Exercise goal:
What you return must match the records exactly, except that the pictures are gone.

Data records for software interfaces:
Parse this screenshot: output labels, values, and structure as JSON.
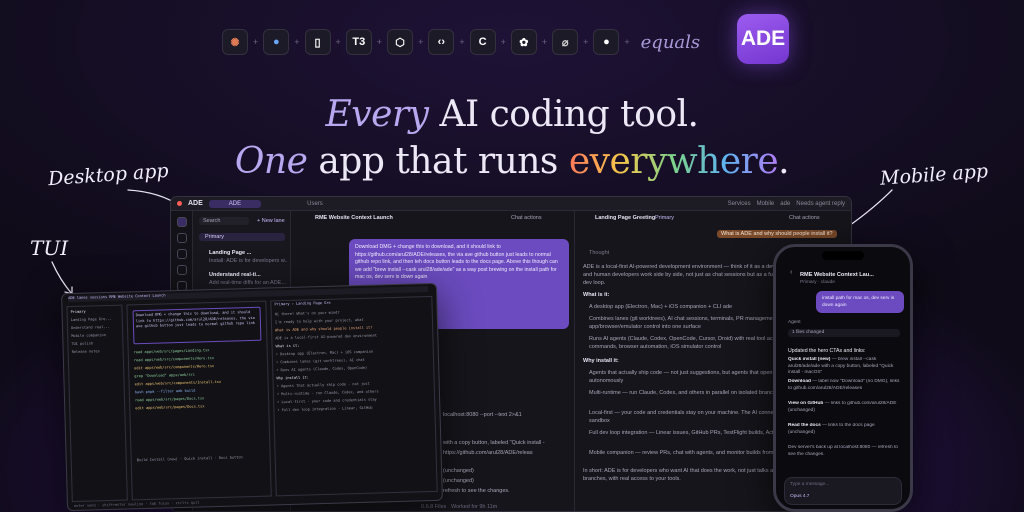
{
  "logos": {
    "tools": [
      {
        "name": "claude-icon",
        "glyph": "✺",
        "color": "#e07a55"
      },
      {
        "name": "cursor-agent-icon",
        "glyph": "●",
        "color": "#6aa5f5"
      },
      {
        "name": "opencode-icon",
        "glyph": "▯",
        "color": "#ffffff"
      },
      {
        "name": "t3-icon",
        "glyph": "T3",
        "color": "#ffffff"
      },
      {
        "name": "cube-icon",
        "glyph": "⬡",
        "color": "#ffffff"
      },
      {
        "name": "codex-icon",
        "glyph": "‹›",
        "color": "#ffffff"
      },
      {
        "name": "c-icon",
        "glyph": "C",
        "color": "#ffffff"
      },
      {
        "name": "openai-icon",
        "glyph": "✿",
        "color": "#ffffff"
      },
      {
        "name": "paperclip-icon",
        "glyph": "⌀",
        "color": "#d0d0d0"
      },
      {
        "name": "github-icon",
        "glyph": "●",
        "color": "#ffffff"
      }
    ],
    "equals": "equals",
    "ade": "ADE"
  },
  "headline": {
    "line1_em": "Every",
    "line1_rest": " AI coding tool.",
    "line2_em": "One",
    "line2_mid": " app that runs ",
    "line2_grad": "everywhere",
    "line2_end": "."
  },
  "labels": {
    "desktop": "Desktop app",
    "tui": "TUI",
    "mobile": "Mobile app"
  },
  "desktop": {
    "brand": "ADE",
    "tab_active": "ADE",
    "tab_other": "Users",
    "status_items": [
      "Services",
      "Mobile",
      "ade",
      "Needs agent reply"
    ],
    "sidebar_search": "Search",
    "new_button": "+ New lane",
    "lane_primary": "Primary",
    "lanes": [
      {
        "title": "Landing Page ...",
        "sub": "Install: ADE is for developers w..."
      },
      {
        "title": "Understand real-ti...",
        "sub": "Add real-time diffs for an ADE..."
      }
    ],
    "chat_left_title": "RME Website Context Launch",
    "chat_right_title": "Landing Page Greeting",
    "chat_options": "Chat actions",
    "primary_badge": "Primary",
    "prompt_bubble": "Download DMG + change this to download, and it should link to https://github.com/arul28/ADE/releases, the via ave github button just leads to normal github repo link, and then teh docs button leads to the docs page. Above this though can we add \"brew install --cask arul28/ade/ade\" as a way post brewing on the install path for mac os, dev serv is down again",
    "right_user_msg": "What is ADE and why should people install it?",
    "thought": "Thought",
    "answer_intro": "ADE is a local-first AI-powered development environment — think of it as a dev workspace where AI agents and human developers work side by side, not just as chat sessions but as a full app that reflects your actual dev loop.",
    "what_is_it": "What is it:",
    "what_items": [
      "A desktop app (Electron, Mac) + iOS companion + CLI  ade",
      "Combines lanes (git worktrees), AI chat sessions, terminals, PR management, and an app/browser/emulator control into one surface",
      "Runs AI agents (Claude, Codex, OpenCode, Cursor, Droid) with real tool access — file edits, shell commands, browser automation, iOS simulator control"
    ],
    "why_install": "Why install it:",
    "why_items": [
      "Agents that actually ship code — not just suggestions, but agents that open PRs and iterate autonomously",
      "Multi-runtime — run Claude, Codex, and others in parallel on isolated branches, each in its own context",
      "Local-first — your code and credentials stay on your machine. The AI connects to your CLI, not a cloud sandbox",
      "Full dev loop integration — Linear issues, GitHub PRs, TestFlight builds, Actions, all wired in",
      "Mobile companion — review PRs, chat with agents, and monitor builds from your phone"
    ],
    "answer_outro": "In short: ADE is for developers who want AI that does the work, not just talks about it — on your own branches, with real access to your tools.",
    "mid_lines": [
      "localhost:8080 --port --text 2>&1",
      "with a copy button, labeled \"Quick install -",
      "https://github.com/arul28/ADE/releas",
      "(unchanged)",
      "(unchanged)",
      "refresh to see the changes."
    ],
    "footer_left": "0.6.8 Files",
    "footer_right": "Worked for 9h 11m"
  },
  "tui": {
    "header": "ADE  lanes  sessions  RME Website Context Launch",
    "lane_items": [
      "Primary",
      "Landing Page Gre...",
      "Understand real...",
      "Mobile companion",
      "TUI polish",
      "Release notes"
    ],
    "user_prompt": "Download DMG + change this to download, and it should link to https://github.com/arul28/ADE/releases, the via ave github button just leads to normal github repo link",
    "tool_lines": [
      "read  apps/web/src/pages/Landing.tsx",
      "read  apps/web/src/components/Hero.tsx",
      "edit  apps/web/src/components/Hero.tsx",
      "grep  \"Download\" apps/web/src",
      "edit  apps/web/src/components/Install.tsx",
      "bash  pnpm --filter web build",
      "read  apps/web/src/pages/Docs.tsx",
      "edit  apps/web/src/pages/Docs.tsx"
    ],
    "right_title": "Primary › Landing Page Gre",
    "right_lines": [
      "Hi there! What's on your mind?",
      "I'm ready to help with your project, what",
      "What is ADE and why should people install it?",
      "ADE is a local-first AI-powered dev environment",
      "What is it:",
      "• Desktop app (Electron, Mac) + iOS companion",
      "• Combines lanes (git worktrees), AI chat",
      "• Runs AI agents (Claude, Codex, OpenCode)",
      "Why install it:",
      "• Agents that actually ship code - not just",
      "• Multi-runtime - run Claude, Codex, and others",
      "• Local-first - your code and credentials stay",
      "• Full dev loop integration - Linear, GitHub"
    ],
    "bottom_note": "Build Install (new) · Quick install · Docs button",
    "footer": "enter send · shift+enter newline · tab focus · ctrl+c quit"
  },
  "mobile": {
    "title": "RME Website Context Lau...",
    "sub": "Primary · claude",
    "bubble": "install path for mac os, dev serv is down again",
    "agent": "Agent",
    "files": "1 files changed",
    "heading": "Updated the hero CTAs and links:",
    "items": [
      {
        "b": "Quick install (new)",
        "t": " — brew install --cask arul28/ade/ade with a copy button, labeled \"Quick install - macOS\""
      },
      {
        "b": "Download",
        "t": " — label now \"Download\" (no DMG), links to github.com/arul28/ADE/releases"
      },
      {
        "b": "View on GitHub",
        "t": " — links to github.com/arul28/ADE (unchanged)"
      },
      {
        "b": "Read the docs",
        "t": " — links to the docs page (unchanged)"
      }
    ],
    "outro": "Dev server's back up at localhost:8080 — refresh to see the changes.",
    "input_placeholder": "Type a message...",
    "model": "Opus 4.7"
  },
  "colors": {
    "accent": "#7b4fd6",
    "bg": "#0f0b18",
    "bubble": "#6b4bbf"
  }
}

Task result:
Parse this screenshot: output labels, values, and structure as JSON.
{
  "logos": {
    "tools": [
      {
        "name": "claude-icon",
        "glyph": "✺",
        "color": "#e07a55"
      },
      {
        "name": "cursor-agent-icon",
        "glyph": "●",
        "color": "#6aa5f5"
      },
      {
        "name": "opencode-icon",
        "glyph": "▯",
        "color": "#ffffff"
      },
      {
        "name": "t3-icon",
        "glyph": "T3",
        "color": "#ffffff"
      },
      {
        "name": "cube-icon",
        "glyph": "⬡",
        "color": "#ffffff"
      },
      {
        "name": "codex-icon",
        "glyph": "‹›",
        "color": "#ffffff"
      },
      {
        "name": "c-icon",
        "glyph": "C",
        "color": "#ffffff"
      },
      {
        "name": "openai-icon",
        "glyph": "✿",
        "color": "#ffffff"
      },
      {
        "name": "paperclip-icon",
        "glyph": "⌀",
        "color": "#d0d0d0"
      },
      {
        "name": "github-icon",
        "glyph": "●",
        "color": "#ffffff"
      }
    ],
    "equals": "equals",
    "ade": "ADE"
  },
  "headline": {
    "line1_em": "Every",
    "line1_rest": " AI coding tool.",
    "line2_em": "One",
    "line2_mid": " app that runs ",
    "line2_grad": "everywhere",
    "line2_end": "."
  },
  "labels": {
    "desktop": "Desktop app",
    "tui": "TUI",
    "mobile": "Mobile app"
  },
  "desktop": {
    "brand": "ADE",
    "tab_active": "ADE",
    "tab_other": "Users",
    "status_items": [
      "Services",
      "Mobile",
      "ade",
      "Needs agent reply"
    ],
    "sidebar_search": "Search",
    "new_button": "+ New lane",
    "lane_primary": "Primary",
    "lanes": [
      {
        "title": "Landing Page ...",
        "sub": "Install: ADE is for developers w..."
      },
      {
        "title": "Understand real-ti...",
        "sub": "Add real-time diffs for an ADE..."
      }
    ],
    "chat_left_title": "RME Website Context Launch",
    "chat_right_title": "Landing Page Greeting",
    "chat_options": "Chat actions",
    "primary_badge": "Primary",
    "prompt_bubble": "Download DMG + change this to download, and it should link to https://github.com/arul28/ADE/releases, the via ave github button just leads to normal github repo link, and then teh docs button leads to the docs page. Above this though can we add \"brew install --cask arul28/ade/ade\" as a way post brewing on the install path for mac os, dev serv is down again",
    "right_user_msg": "What is ADE and why should people install it?",
    "thought": "Thought",
    "answer_intro": "ADE is a local-first AI-powered development environment — think of it as a dev workspace where AI agents and human developers work side by side, not just as chat sessions but as a full app that reflects your actual dev loop.",
    "what_is_it": "What is it:",
    "what_items": [
      "A desktop app (Electron, Mac) + iOS companion + CLI  ade",
      "Combines lanes (git worktrees), AI chat sessions, terminals, PR management, and an app/browser/emulator control into one surface",
      "Runs AI agents (Claude, Codex, OpenCode, Cursor, Droid) with real tool access — file edits, shell commands, browser automation, iOS simulator control"
    ],
    "why_install": "Why install it:",
    "why_items": [
      "Agents that actually ship code — not just suggestions, but agents that open PRs and iterate autonomously",
      "Multi-runtime — run Claude, Codex, and others in parallel on isolated branches, each in its own context",
      "Local-first — your code and credentials stay on your machine. The AI connects to your CLI, not a cloud sandbox",
      "Full dev loop integration — Linear issues, GitHub PRs, TestFlight builds, Actions, all wired in",
      "Mobile companion — review PRs, chat with agents, and monitor builds from your phone"
    ],
    "answer_outro": "In short: ADE is for developers who want AI that does the work, not just talks about it — on your own branches, with real access to your tools.",
    "mid_lines": [
      "localhost:8080 --port --text 2>&1",
      "with a copy button, labeled \"Quick install -",
      "https://github.com/arul28/ADE/releas",
      "(unchanged)",
      "(unchanged)",
      "refresh to see the changes."
    ],
    "footer_left": "0.6.8 Files",
    "footer_right": "Worked for 9h 11m"
  },
  "tui": {
    "header": "ADE  lanes  sessions  RME Website Context Launch",
    "lane_items": [
      "Primary",
      "Landing Page Gre...",
      "Understand real...",
      "Mobile companion",
      "TUI polish",
      "Release notes"
    ],
    "user_prompt": "Download DMG + change this to download, and it should link to https://github.com/arul28/ADE/releases, the via ave github button just leads to normal github repo link",
    "tool_lines": [
      "read  apps/web/src/pages/Landing.tsx",
      "read  apps/web/src/components/Hero.tsx",
      "edit  apps/web/src/components/Hero.tsx",
      "grep  \"Download\" apps/web/src",
      "edit  apps/web/src/components/Install.tsx",
      "bash  pnpm --filter web build",
      "read  apps/web/src/pages/Docs.tsx",
      "edit  apps/web/src/pages/Docs.tsx"
    ],
    "right_title": "Primary › Landing Page Gre",
    "right_lines": [
      "Hi there! What's on your mind?",
      "I'm ready to help with your project, what",
      "What is ADE and why should people install it?",
      "ADE is a local-first AI-powered dev environment",
      "What is it:",
      "• Desktop app (Electron, Mac) + iOS companion",
      "• Combines lanes (git worktrees), AI chat",
      "• Runs AI agents (Claude, Codex, OpenCode)",
      "Why install it:",
      "• Agents that actually ship code - not just",
      "• Multi-runtime - run Claude, Codex, and others",
      "• Local-first - your code and credentials stay",
      "• Full dev loop integration - Linear, GitHub"
    ],
    "bottom_note": "Build Install (new) · Quick install · Docs button",
    "footer": "enter send · shift+enter newline · tab focus · ctrl+c quit"
  },
  "mobile": {
    "title": "RME Website Context Lau...",
    "sub": "Primary · claude",
    "bubble": "install path for mac os, dev serv is down again",
    "agent": "Agent",
    "files": "1 files changed",
    "heading": "Updated the hero CTAs and links:",
    "items": [
      {
        "b": "Quick install (new)",
        "t": " — brew install --cask arul28/ade/ade with a copy button, labeled \"Quick install - macOS\""
      },
      {
        "b": "Download",
        "t": " — label now \"Download\" (no DMG), links to github.com/arul28/ADE/releases"
      },
      {
        "b": "View on GitHub",
        "t": " — links to github.com/arul28/ADE (unchanged)"
      },
      {
        "b": "Read the docs",
        "t": " — links to the docs page (unchanged)"
      }
    ],
    "outro": "Dev server's back up at localhost:8080 — refresh to see the changes.",
    "input_placeholder": "Type a message...",
    "model": "Opus 4.7"
  },
  "colors": {
    "accent": "#7b4fd6",
    "bg": "#0f0b18",
    "bubble": "#6b4bbf"
  }
}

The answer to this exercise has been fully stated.